(Required action)
Apart from the pictures, every record here must be copied word for word.

(Entries supplied)
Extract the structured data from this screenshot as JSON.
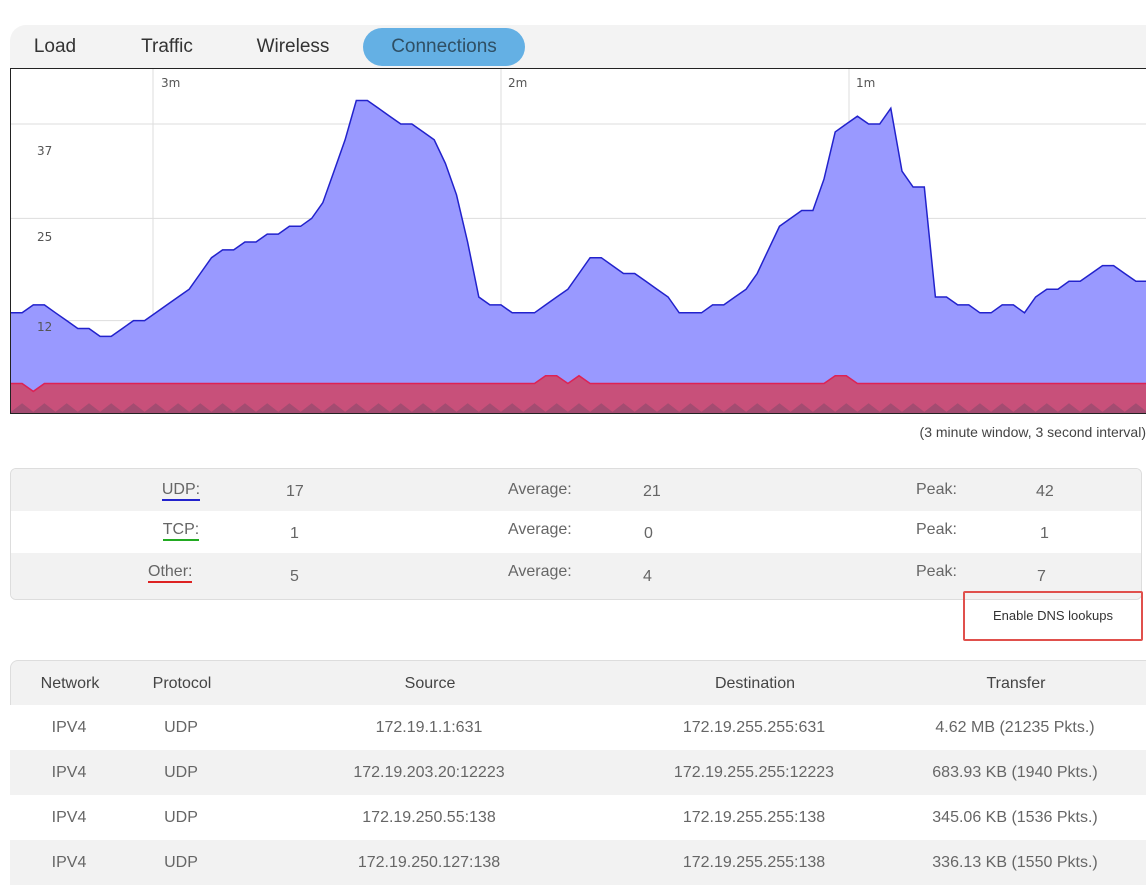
{
  "tabs": [
    {
      "label": "Load",
      "active": false
    },
    {
      "label": "Traffic",
      "active": false
    },
    {
      "label": "Wireless",
      "active": false
    },
    {
      "label": "Connections",
      "active": true
    }
  ],
  "graph": {
    "time_labels": [
      "3m",
      "2m",
      "1m"
    ],
    "y_labels": [
      "37",
      "25",
      "12"
    ],
    "caption": "(3 minute window, 3 second interval)",
    "colors": {
      "udp_fill": "#9999ff",
      "udp_line": "#2222cc",
      "other_fill": "#c8507a",
      "other_line": "#dd2255",
      "tcp_fill": "#8a4a6a"
    }
  },
  "chart_data": {
    "type": "area",
    "title": "",
    "ylim": [
      0,
      44
    ],
    "x_unit": "seconds ago",
    "series": [
      {
        "name": "UDP",
        "values": [
          13,
          13,
          14,
          14,
          13,
          12,
          11,
          11,
          10,
          10,
          11,
          12,
          12,
          13,
          14,
          15,
          16,
          18,
          20,
          21,
          21,
          22,
          22,
          23,
          23,
          24,
          24,
          25,
          27,
          31,
          35,
          40,
          40,
          39,
          38,
          37,
          37,
          36,
          35,
          32,
          28,
          22,
          15,
          14,
          14,
          13,
          13,
          13,
          14,
          15,
          16,
          18,
          20,
          20,
          19,
          18,
          18,
          17,
          16,
          15,
          13,
          13,
          13,
          14,
          14,
          15,
          16,
          18,
          21,
          24,
          25,
          26,
          26,
          30,
          36,
          37,
          38,
          37,
          37,
          39,
          31,
          29,
          29,
          15,
          15,
          14,
          14,
          13,
          13,
          14,
          14,
          13,
          15,
          16,
          16,
          17,
          17,
          18,
          19,
          19,
          18,
          17,
          17
        ]
      },
      {
        "name": "Other",
        "values": [
          4,
          4,
          3,
          4,
          4,
          4,
          4,
          4,
          4,
          4,
          4,
          4,
          4,
          4,
          4,
          4,
          4,
          4,
          4,
          4,
          4,
          4,
          4,
          4,
          4,
          4,
          4,
          4,
          4,
          4,
          4,
          4,
          4,
          4,
          4,
          4,
          4,
          4,
          4,
          4,
          4,
          4,
          4,
          4,
          4,
          4,
          4,
          4,
          5,
          5,
          4,
          5,
          4,
          4,
          4,
          4,
          4,
          4,
          4,
          4,
          4,
          4,
          4,
          4,
          4,
          4,
          4,
          4,
          4,
          4,
          4,
          4,
          4,
          4,
          5,
          5,
          4,
          4,
          4,
          4,
          4,
          4,
          4,
          4,
          4,
          4,
          4,
          4,
          4,
          4,
          4,
          4,
          4,
          4,
          4,
          4,
          4,
          4,
          4,
          4,
          4,
          4,
          4
        ]
      }
    ]
  },
  "stats": [
    {
      "label": "UDP:",
      "color": "#2222cc",
      "current": "17",
      "avg_label": "Average:",
      "avg": "21",
      "peak_label": "Peak:",
      "peak": "42"
    },
    {
      "label": "TCP:",
      "color": "#22aa22",
      "current": "1",
      "avg_label": "Average:",
      "avg": "0",
      "peak_label": "Peak:",
      "peak": "1"
    },
    {
      "label": "Other:",
      "color": "#dd2222",
      "current": "5",
      "avg_label": "Average:",
      "avg": "4",
      "peak_label": "Peak:",
      "peak": "7"
    }
  ],
  "dns_button": "Enable DNS lookups",
  "table": {
    "headers": [
      "Network",
      "Protocol",
      "Source",
      "Destination",
      "Transfer"
    ],
    "rows": [
      [
        "IPV4",
        "UDP",
        "172.19.1.1:631",
        "172.19.255.255:631",
        "4.62 MB (21235 Pkts.)"
      ],
      [
        "IPV4",
        "UDP",
        "172.19.203.20:12223",
        "172.19.255.255:12223",
        "683.93 KB (1940 Pkts.)"
      ],
      [
        "IPV4",
        "UDP",
        "172.19.250.55:138",
        "172.19.255.255:138",
        "345.06 KB (1536 Pkts.)"
      ],
      [
        "IPV4",
        "UDP",
        "172.19.250.127:138",
        "172.19.255.255:138",
        "336.13 KB (1550 Pkts.)"
      ]
    ]
  }
}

(Your solution)
Extract the structured data from this screenshot as JSON.
{
  "tabs": [
    {
      "label": "Load",
      "active": false
    },
    {
      "label": "Traffic",
      "active": false
    },
    {
      "label": "Wireless",
      "active": false
    },
    {
      "label": "Connections",
      "active": true
    }
  ],
  "graph": {
    "time_labels": [
      "3m",
      "2m",
      "1m"
    ],
    "y_labels": [
      "37",
      "25",
      "12"
    ],
    "caption": "(3 minute window, 3 second interval)",
    "colors": {
      "udp_fill": "#9999ff",
      "udp_line": "#2222cc",
      "other_fill": "#c8507a",
      "other_line": "#dd2255",
      "tcp_fill": "#8a4a6a"
    }
  },
  "chart_data": {
    "type": "area",
    "title": "",
    "ylim": [
      0,
      44
    ],
    "x_unit": "seconds ago",
    "series": [
      {
        "name": "UDP",
        "values": [
          13,
          13,
          14,
          14,
          13,
          12,
          11,
          11,
          10,
          10,
          11,
          12,
          12,
          13,
          14,
          15,
          16,
          18,
          20,
          21,
          21,
          22,
          22,
          23,
          23,
          24,
          24,
          25,
          27,
          31,
          35,
          40,
          40,
          39,
          38,
          37,
          37,
          36,
          35,
          32,
          28,
          22,
          15,
          14,
          14,
          13,
          13,
          13,
          14,
          15,
          16,
          18,
          20,
          20,
          19,
          18,
          18,
          17,
          16,
          15,
          13,
          13,
          13,
          14,
          14,
          15,
          16,
          18,
          21,
          24,
          25,
          26,
          26,
          30,
          36,
          37,
          38,
          37,
          37,
          39,
          31,
          29,
          29,
          15,
          15,
          14,
          14,
          13,
          13,
          14,
          14,
          13,
          15,
          16,
          16,
          17,
          17,
          18,
          19,
          19,
          18,
          17,
          17
        ]
      },
      {
        "name": "Other",
        "values": [
          4,
          4,
          3,
          4,
          4,
          4,
          4,
          4,
          4,
          4,
          4,
          4,
          4,
          4,
          4,
          4,
          4,
          4,
          4,
          4,
          4,
          4,
          4,
          4,
          4,
          4,
          4,
          4,
          4,
          4,
          4,
          4,
          4,
          4,
          4,
          4,
          4,
          4,
          4,
          4,
          4,
          4,
          4,
          4,
          4,
          4,
          4,
          4,
          5,
          5,
          4,
          5,
          4,
          4,
          4,
          4,
          4,
          4,
          4,
          4,
          4,
          4,
          4,
          4,
          4,
          4,
          4,
          4,
          4,
          4,
          4,
          4,
          4,
          4,
          5,
          5,
          4,
          4,
          4,
          4,
          4,
          4,
          4,
          4,
          4,
          4,
          4,
          4,
          4,
          4,
          4,
          4,
          4,
          4,
          4,
          4,
          4,
          4,
          4,
          4,
          4,
          4,
          4
        ]
      }
    ]
  },
  "stats": [
    {
      "label": "UDP:",
      "color": "#2222cc",
      "current": "17",
      "avg_label": "Average:",
      "avg": "21",
      "peak_label": "Peak:",
      "peak": "42"
    },
    {
      "label": "TCP:",
      "color": "#22aa22",
      "current": "1",
      "avg_label": "Average:",
      "avg": "0",
      "peak_label": "Peak:",
      "peak": "1"
    },
    {
      "label": "Other:",
      "color": "#dd2222",
      "current": "5",
      "avg_label": "Average:",
      "avg": "4",
      "peak_label": "Peak:",
      "peak": "7"
    }
  ],
  "dns_button": "Enable DNS lookups",
  "table": {
    "headers": [
      "Network",
      "Protocol",
      "Source",
      "Destination",
      "Transfer"
    ],
    "rows": [
      [
        "IPV4",
        "UDP",
        "172.19.1.1:631",
        "172.19.255.255:631",
        "4.62 MB (21235 Pkts.)"
      ],
      [
        "IPV4",
        "UDP",
        "172.19.203.20:12223",
        "172.19.255.255:12223",
        "683.93 KB (1940 Pkts.)"
      ],
      [
        "IPV4",
        "UDP",
        "172.19.250.55:138",
        "172.19.255.255:138",
        "345.06 KB (1536 Pkts.)"
      ],
      [
        "IPV4",
        "UDP",
        "172.19.250.127:138",
        "172.19.255.255:138",
        "336.13 KB (1550 Pkts.)"
      ]
    ]
  }
}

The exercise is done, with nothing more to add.